Thoughts on How to Approach Your First Therapy Session
Do you feel uneasy or downright scared about starting therapy? Well, of course! You walk into a stranger's office and disclose a problem–and personal problems are not something we've been trained to talk about upon first meeting someone–let alone a complete stranger. So yes, it is scary; how can it not be! After all, you're entering an unknown area, not feeling at your best and hoping and wondering whether your time with a therapist will be helpful.
When you enter your therapist's office for the first time, my advice is to be aware of your surroundings and ask yourself a series of questions: Does the waiting room feel inviting? How does the therapist greet you? Are you given a warm and sincere welcome or one that is cool and "professional?" Are you comfortable with a therapist who engages you in dialogue, asks you questions and offers feedback? (By the way, this describes my style!) As you begin to disclose your personal story, ask yourself whether your personality and style is compatible with your therapist's.

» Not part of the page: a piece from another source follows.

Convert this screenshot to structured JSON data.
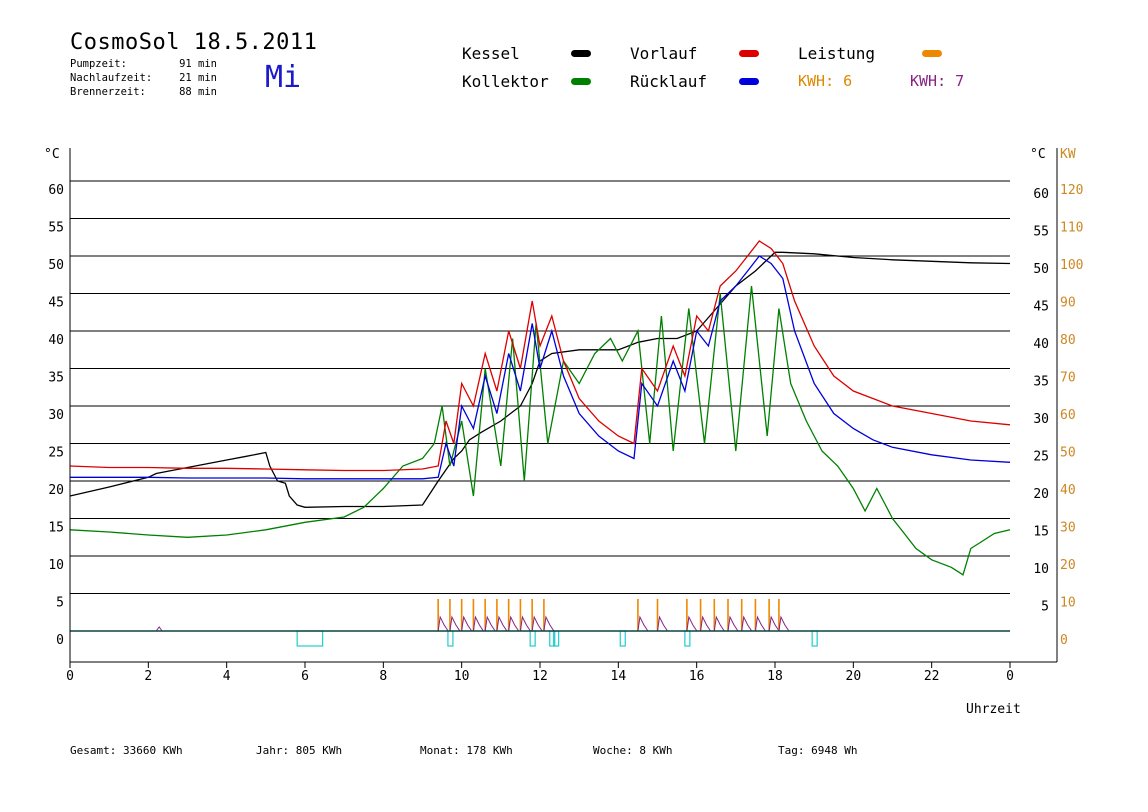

As your therapist is interviewing you to find out your needs, it is equally important for you to interview her! Ask your therapist what her experience is with the issues you bring, years in practice, etc. One question I believe that is not asked enough is whether the therapist has been in therapy herself. This is important for a number of reasons. Most importantly, you want to know if your therapist deals with her own "stuff" so that she will be in the best position to help you deal with your "stuff." And, it's important for therapists to have experienced psychotherapy in order to offer it effectively!
Upon completing your first session, the most important question to ask yourself is this: Do I want to return? Did anything happen that leads me to believe I can really get help here? Am I less scared than when I began the session? When thinking about a second appointment, do I feel good about returning? If the answer is "No," you should seriously consider seeking a more compatible therapist. Selecting to work with a therapist is like finding a best friend; someone with whom you feel comfortable sharing confidences; someone who is not only unbiased but honors and respects you; someone who is trained to focus on you and help you make the changes you've been wanting. That someone is not easy to find, but once you do, it can change your life!
If you have any questions about entering into therapy, please feel free to contact me and I'll be happy to respond.